Again, Khalsa means men and women both. Guru Ji did not make two different Sikhs or Khalsa. He made one Sikh and there can only be one type or kind of Sikh. There is only one Khalsa. Women make different hair styles, color their hair, and tie them in a bun at the nape of the neck, which is prohibited. Those women in this shape are nowhere near Guru Gobind Singh Ji’s image. Guru Ji always wore a Dastar. Not only did Guru Gobind Singh Ji, but also all of the other nine Gurus practiced wearing a Dastar. So how are women who dye their hair keeping the “Roop” (image) of Guru Gobind Singh Ji? Simply put, they are not! Guru Ji had one image not two. Guru Ji had unshorn hair and wore a Dastar. Women without a Dastar do not even come close to that image. When those women look in the mirror, do they see Guru Gobind Singh Ji? I don’t think so. The Dastar is a sign of dignity. Men still have their dignity but where is the women’s dignity? They have lost it to fashion. Not many Sikh women wear a Dastar but their numbers are steadily growing. Even white Sikhs men and women wear Dastars. Women must wear the turban as instructed by Guru Ji himself because that’s what makes them unique and an image of Guru Ji. http://www.punjabiturban.com/gallery.htm
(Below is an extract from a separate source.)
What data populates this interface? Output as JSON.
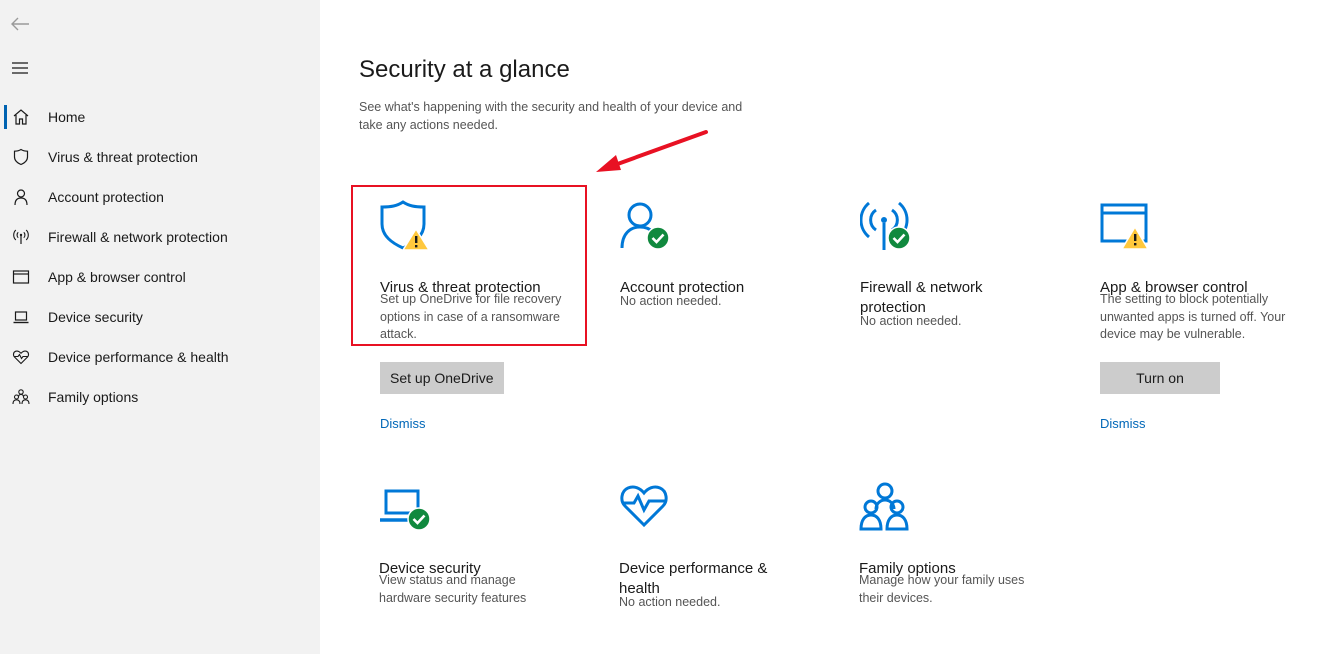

Right up to the reign of Maharaja Ranjit Singh, Sikh women had been steadfast in following the edicts of the Satguru (True Guru) in respect to their spiritual inner life as well as dress, including the Dastar. That is what J. D. Cunningham himself saw and wrote in the middle of the Nineteenth Century when he wrote his book, ‘History of the Sikhs’. He writes: “The Sikh women are distinguished from Hindus of their sex by some variety of dress but chiefly by a higher top knot of hair.” Even after the Panjab came under the British rule, the Dastar was conspicuously seen in the case of Sikh women as well as men right up till the Gurdwara movement and the establishment of the Shiromani Gurudwara Prabandhak Committee in 1926. Until then, no one – men or women were allowed initiation (by taking Amrit) at Sri Akal Takhat Sahib without a Dastar. At the end of the nineteenth century and the beginning of the present one, as a result of the Sikh renaissance movement, a number of Khalsa schools for girls were established in Punjab. A small Dastar was prescribed as an obligatory head dress for students as well as for teachers in such schools at Jaspalon, Ferozepur and Sidhwan in Punjab. http://www.punjabiturban.com/gallery.htm